Material shown:
[Start of Attachment]
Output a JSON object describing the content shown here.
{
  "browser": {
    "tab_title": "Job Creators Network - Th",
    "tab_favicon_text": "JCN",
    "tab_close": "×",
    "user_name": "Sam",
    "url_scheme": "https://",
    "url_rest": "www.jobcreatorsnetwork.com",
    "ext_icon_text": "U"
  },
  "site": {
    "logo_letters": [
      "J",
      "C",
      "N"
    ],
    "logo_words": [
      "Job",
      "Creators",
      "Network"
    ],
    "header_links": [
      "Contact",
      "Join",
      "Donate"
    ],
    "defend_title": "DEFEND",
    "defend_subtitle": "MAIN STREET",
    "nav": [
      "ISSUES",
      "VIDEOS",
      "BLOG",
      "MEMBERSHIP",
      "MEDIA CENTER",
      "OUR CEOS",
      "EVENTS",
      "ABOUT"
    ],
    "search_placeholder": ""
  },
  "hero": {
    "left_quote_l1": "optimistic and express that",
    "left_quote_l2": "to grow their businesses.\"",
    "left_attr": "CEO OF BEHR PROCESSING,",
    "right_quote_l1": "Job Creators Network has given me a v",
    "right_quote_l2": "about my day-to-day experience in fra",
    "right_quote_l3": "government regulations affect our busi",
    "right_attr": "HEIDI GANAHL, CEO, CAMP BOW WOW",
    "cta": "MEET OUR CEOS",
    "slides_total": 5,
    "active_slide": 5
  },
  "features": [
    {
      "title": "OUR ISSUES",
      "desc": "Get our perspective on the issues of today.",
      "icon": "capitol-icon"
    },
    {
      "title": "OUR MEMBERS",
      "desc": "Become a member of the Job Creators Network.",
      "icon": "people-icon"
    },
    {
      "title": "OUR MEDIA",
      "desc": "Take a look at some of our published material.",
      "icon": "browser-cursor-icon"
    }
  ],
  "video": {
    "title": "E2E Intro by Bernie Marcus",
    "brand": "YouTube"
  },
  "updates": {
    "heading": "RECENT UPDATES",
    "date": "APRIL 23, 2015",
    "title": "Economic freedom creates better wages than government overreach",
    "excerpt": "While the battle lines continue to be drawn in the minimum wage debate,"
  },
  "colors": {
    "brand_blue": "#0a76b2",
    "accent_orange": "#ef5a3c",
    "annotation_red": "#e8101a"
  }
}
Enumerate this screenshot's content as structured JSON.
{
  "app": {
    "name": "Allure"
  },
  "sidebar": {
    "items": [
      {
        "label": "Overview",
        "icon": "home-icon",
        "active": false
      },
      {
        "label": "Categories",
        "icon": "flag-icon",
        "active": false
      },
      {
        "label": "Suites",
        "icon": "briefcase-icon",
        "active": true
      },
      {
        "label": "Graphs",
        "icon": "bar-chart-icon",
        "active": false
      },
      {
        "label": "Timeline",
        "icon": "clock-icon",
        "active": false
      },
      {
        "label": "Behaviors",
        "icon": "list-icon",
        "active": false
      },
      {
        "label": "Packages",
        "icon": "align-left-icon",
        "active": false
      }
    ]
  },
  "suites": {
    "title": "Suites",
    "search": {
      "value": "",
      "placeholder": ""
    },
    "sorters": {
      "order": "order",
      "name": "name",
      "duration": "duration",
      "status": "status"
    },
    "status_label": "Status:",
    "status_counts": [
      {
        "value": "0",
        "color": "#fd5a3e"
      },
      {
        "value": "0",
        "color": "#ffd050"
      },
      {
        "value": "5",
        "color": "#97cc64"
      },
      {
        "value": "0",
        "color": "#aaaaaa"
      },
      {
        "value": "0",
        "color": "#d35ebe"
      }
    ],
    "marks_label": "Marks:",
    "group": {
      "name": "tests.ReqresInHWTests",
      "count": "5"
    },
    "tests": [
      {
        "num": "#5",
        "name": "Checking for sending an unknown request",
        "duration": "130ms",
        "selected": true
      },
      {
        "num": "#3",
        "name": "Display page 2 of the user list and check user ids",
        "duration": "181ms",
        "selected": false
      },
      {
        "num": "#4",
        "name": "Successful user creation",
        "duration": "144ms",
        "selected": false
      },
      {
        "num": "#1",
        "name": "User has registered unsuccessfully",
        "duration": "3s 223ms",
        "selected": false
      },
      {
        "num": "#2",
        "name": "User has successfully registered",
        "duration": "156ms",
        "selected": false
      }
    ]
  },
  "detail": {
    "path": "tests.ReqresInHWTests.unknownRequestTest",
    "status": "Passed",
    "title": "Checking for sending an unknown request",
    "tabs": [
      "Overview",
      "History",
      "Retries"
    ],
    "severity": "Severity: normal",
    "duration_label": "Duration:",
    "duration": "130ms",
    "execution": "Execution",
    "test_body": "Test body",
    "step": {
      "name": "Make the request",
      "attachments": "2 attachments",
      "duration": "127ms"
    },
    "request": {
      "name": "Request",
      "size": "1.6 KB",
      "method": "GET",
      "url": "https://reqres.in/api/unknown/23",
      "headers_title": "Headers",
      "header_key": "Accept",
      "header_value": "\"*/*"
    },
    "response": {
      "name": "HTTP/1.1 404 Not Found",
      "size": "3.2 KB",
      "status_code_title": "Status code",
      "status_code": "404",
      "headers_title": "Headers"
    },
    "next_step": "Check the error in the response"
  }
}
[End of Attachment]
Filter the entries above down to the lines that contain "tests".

Response area:
      "name": "tests.ReqresInHWTests",
    "tests": [
    "path": "tests.ReqresInHWTests.unknownRequestTest",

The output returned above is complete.